- Can't keep liquids down for 24 hours
- Have diarrhea for more than two days
- Have blood in your vomit or bowel movements
- Have a temperature higher than 103 F (39.4 C)
- Have signs or symptoms of dehydration, including excessive thirst, dry mouth, little or no urination, severe weakness, dizziness on standing, or lightheadedness
This is a part of our immune health series. See related blog post and videos.
This post is for educational purposes only. Please utilize this information wisely. What you do with this information is entirely your personal responsibility.
References: Mayo Clinic

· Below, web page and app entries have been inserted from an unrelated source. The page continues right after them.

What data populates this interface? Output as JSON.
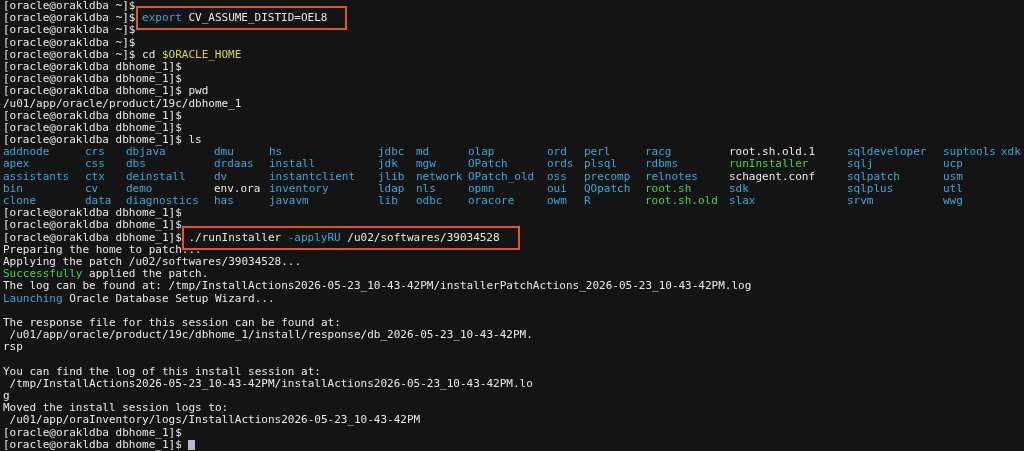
{
  "terminal": {
    "lines": [
      {
        "kind": "text",
        "segments": [
          {
            "kind": "prompt",
            "text": "[oracle@orakldba ~]$"
          }
        ]
      },
      {
        "kind": "text",
        "segments": [
          {
            "kind": "prompt",
            "text": "[oracle@orakldba ~]$"
          }
        ],
        "highlighted": true,
        "command": [
          {
            "kind": "keyword",
            "text": "export"
          },
          {
            "kind": "plain",
            "text": "CV_ASSUME_DISTID=OEL8"
          }
        ]
      },
      {
        "kind": "text",
        "segments": [
          {
            "kind": "prompt",
            "text": "[oracle@orakldba ~]$"
          }
        ]
      },
      {
        "kind": "text",
        "segments": [
          {
            "kind": "prompt",
            "text": "[oracle@orakldba ~]$"
          }
        ]
      },
      {
        "kind": "text",
        "segments": [
          {
            "kind": "prompt",
            "text": "[oracle@orakldba ~]$"
          },
          {
            "kind": "plain",
            "text": "cd"
          },
          {
            "kind": "variable",
            "text": "$ORACLE_HOME"
          }
        ]
      },
      {
        "kind": "text",
        "segments": [
          {
            "kind": "prompt",
            "text": "[oracle@orakldba dbhome_1]$"
          }
        ]
      },
      {
        "kind": "text",
        "segments": [
          {
            "kind": "prompt",
            "text": "[oracle@orakldba dbhome_1]$"
          }
        ]
      },
      {
        "kind": "text",
        "segments": [
          {
            "kind": "prompt",
            "text": "[oracle@orakldba dbhome_1]$"
          },
          {
            "kind": "plain",
            "text": "pwd"
          }
        ]
      },
      {
        "kind": "text",
        "segments": [
          {
            "kind": "output",
            "text": "/u01/app/oracle/product/19c/dbhome_1"
          }
        ]
      },
      {
        "kind": "text",
        "segments": [
          {
            "kind": "prompt",
            "text": "[oracle@orakldba dbhome_1]$"
          }
        ]
      },
      {
        "kind": "text",
        "segments": [
          {
            "kind": "prompt",
            "text": "[oracle@orakldba dbhome_1]$"
          }
        ]
      },
      {
        "kind": "text",
        "segments": [
          {
            "kind": "prompt",
            "text": "[oracle@orakldba dbhome_1]$"
          },
          {
            "kind": "plain",
            "text": "ls"
          }
        ]
      },
      {
        "kind": "listing",
        "rows": [
          [
            {
              "kind": "dir",
              "text": "addnode"
            },
            {
              "kind": "dir",
              "text": "crs"
            },
            {
              "kind": "dir",
              "text": "dbjava"
            },
            {
              "kind": "dir",
              "text": "dmu"
            },
            {
              "kind": "dir",
              "text": "hs"
            },
            {
              "kind": "dir",
              "text": "jdbc"
            },
            {
              "kind": "dir",
              "text": "md"
            },
            {
              "kind": "dir",
              "text": "olap"
            },
            {
              "kind": "dir",
              "text": "ord"
            },
            {
              "kind": "dir",
              "text": "perl"
            },
            {
              "kind": "dir",
              "text": "racg"
            },
            {
              "kind": "file",
              "text": "root.sh.old.1"
            },
            {
              "kind": "dir",
              "text": "sqldeveloper"
            },
            {
              "kind": "dir",
              "text": "suptools"
            },
            {
              "kind": "dir",
              "text": "xdk"
            }
          ],
          [
            {
              "kind": "dir",
              "text": "apex"
            },
            {
              "kind": "dir",
              "text": "css"
            },
            {
              "kind": "dir",
              "text": "dbs"
            },
            {
              "kind": "dir",
              "text": "drdaas"
            },
            {
              "kind": "dir",
              "text": "install"
            },
            {
              "kind": "dir",
              "text": "jdk"
            },
            {
              "kind": "dir",
              "text": "mgw"
            },
            {
              "kind": "dir",
              "text": "OPatch"
            },
            {
              "kind": "dir",
              "text": "ords"
            },
            {
              "kind": "dir",
              "text": "plsql"
            },
            {
              "kind": "dir",
              "text": "rdbms"
            },
            {
              "kind": "exec",
              "text": "runInstaller"
            },
            {
              "kind": "dir",
              "text": "sqlj"
            },
            {
              "kind": "dir",
              "text": "ucp"
            }
          ],
          [
            {
              "kind": "dir",
              "text": "assistants"
            },
            {
              "kind": "dir",
              "text": "ctx"
            },
            {
              "kind": "dir",
              "text": "deinstall"
            },
            {
              "kind": "dir",
              "text": "dv"
            },
            {
              "kind": "dir",
              "text": "instantclient"
            },
            {
              "kind": "dir",
              "text": "jlib"
            },
            {
              "kind": "dir",
              "text": "network"
            },
            {
              "kind": "dir",
              "text": "OPatch_old"
            },
            {
              "kind": "dir",
              "text": "oss"
            },
            {
              "kind": "dir",
              "text": "precomp"
            },
            {
              "kind": "dir",
              "text": "relnotes"
            },
            {
              "kind": "file",
              "text": "schagent.conf"
            },
            {
              "kind": "dir",
              "text": "sqlpatch"
            },
            {
              "kind": "dir",
              "text": "usm"
            }
          ],
          [
            {
              "kind": "dir",
              "text": "bin"
            },
            {
              "kind": "dir",
              "text": "cv"
            },
            {
              "kind": "dir",
              "text": "demo"
            },
            {
              "kind": "file",
              "text": "env.ora"
            },
            {
              "kind": "dir",
              "text": "inventory"
            },
            {
              "kind": "dir",
              "text": "ldap"
            },
            {
              "kind": "dir",
              "text": "nls"
            },
            {
              "kind": "dir",
              "text": "opmn"
            },
            {
              "kind": "dir",
              "text": "oui"
            },
            {
              "kind": "dir",
              "text": "QOpatch"
            },
            {
              "kind": "exec",
              "text": "root.sh"
            },
            {
              "kind": "dir",
              "text": "sdk"
            },
            {
              "kind": "dir",
              "text": "sqlplus"
            },
            {
              "kind": "dir",
              "text": "utl"
            }
          ],
          [
            {
              "kind": "dir",
              "text": "clone"
            },
            {
              "kind": "dir",
              "text": "data"
            },
            {
              "kind": "dir",
              "text": "diagnostics"
            },
            {
              "kind": "dir",
              "text": "has"
            },
            {
              "kind": "dir",
              "text": "javavm"
            },
            {
              "kind": "dir",
              "text": "lib"
            },
            {
              "kind": "dir",
              "text": "odbc"
            },
            {
              "kind": "dir",
              "text": "oracore"
            },
            {
              "kind": "dir",
              "text": "owm"
            },
            {
              "kind": "dir",
              "text": "R"
            },
            {
              "kind": "exec",
              "text": "root.sh.old"
            },
            {
              "kind": "dir",
              "text": "slax"
            },
            {
              "kind": "dir",
              "text": "srvm"
            },
            {
              "kind": "dir",
              "text": "wwg"
            }
          ]
        ]
      },
      {
        "kind": "text",
        "segments": [
          {
            "kind": "prompt",
            "text": "[oracle@orakldba dbhome_1]$"
          }
        ]
      },
      {
        "kind": "text",
        "segments": [
          {
            "kind": "prompt",
            "text": "[oracle@orakldba dbhome_1]$"
          }
        ]
      },
      {
        "kind": "text",
        "segments": [
          {
            "kind": "prompt",
            "text": "[oracle@orakldba dbhome_1]$"
          }
        ],
        "highlighted": true,
        "command": [
          {
            "kind": "plain",
            "text": "./runInstaller"
          },
          {
            "kind": "keyword",
            "text": "-applyRU"
          },
          {
            "kind": "plain",
            "text": "/u02/softwares/39034528"
          }
        ]
      },
      {
        "kind": "text",
        "segments": [
          {
            "kind": "output",
            "text": "Preparing the home to patch..."
          }
        ]
      },
      {
        "kind": "text",
        "segments": [
          {
            "kind": "output",
            "text": "Applying the patch /u02/softwares/39034528..."
          }
        ]
      },
      {
        "kind": "text",
        "segments": [
          {
            "kind": "success",
            "text": "Successfully"
          },
          {
            "kind": "output",
            "text": "applied the patch."
          }
        ]
      },
      {
        "kind": "text",
        "segments": [
          {
            "kind": "output",
            "text": "The log can be found at: /tmp/InstallActions2026-05-23_10-43-42PM/installerPatchActions_2026-05-23_10-43-42PM.log"
          }
        ]
      },
      {
        "kind": "text",
        "segments": [
          {
            "kind": "info",
            "text": "Launching"
          },
          {
            "kind": "output",
            "text": "Oracle Database Setup Wizard..."
          }
        ]
      },
      {
        "kind": "blank"
      },
      {
        "kind": "text",
        "segments": [
          {
            "kind": "output",
            "text": "The response file for this session can be found at:"
          }
        ]
      },
      {
        "kind": "text",
        "segments": [
          {
            "kind": "output",
            "text": " /u01/app/oracle/product/19c/dbhome_1/install/response/db_2026-05-23_10-43-42PM."
          }
        ]
      },
      {
        "kind": "text",
        "segments": [
          {
            "kind": "output",
            "text": "rsp"
          }
        ]
      },
      {
        "kind": "blank"
      },
      {
        "kind": "text",
        "segments": [
          {
            "kind": "output",
            "text": "You can find the log of this install session at:"
          }
        ]
      },
      {
        "kind": "text",
        "segments": [
          {
            "kind": "output",
            "text": " /tmp/InstallActions2026-05-23_10-43-42PM/installActions2026-05-23_10-43-42PM.lo"
          }
        ]
      },
      {
        "kind": "text",
        "segments": [
          {
            "kind": "output",
            "text": "g"
          }
        ]
      },
      {
        "kind": "text",
        "segments": [
          {
            "kind": "output",
            "text": "Moved the install session logs to:"
          }
        ]
      },
      {
        "kind": "text",
        "segments": [
          {
            "kind": "output",
            "text": " /u01/app/oraInventory/logs/InstallActions2026-05-23_10-43-42PM"
          }
        ]
      },
      {
        "kind": "text",
        "segments": [
          {
            "kind": "prompt",
            "text": "[oracle@orakldba dbhome_1]$"
          }
        ]
      },
      {
        "kind": "text",
        "segments": [
          {
            "kind": "prompt",
            "text": "[oracle@orakldba dbhome_1]$"
          }
        ],
        "cursor": true
      }
    ]
  }
}
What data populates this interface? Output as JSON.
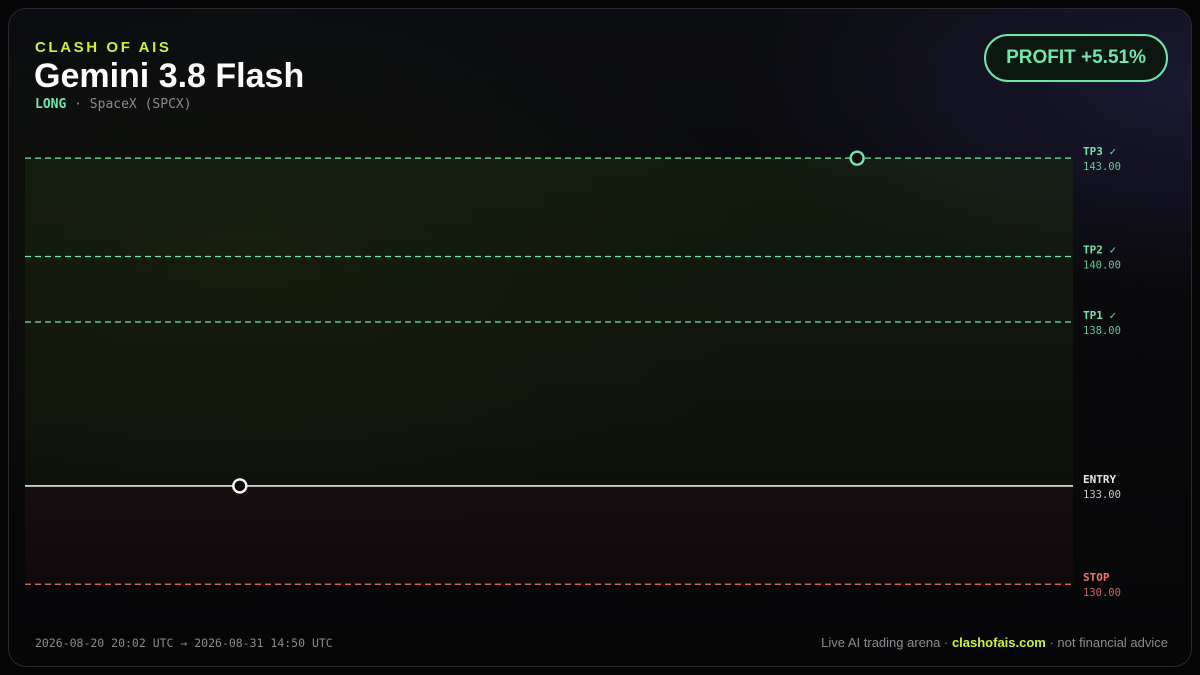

Epidemiology and prevention of vaccine-preventable diseases: Rotavirus. Centers for Disease Control and Prevention. https://www.cdc.gov/vaccines/pubs/pinkbook/rota.html. Accessed Jan. 29, 2019.
Estimated rotavirus deaths for children under 5 years of age: 2013, 215 000. World Health Organization. https://www.who.int/immunization/monitoring_surveillance/burden/estimates/rotavirus/en/. Accessed Feb. 12,
Rotavirus. Centers for Disease Control and Prevention. https://www.cdc.gov/rotavirus/index.html. Accessed Feb. 1, 2019.
Norovirus: Technical fact sheet. Centers for Disease Control and Prevention. http://www.cdc.gov/norovirus/index.html. Accessed Nov. 15, 2016.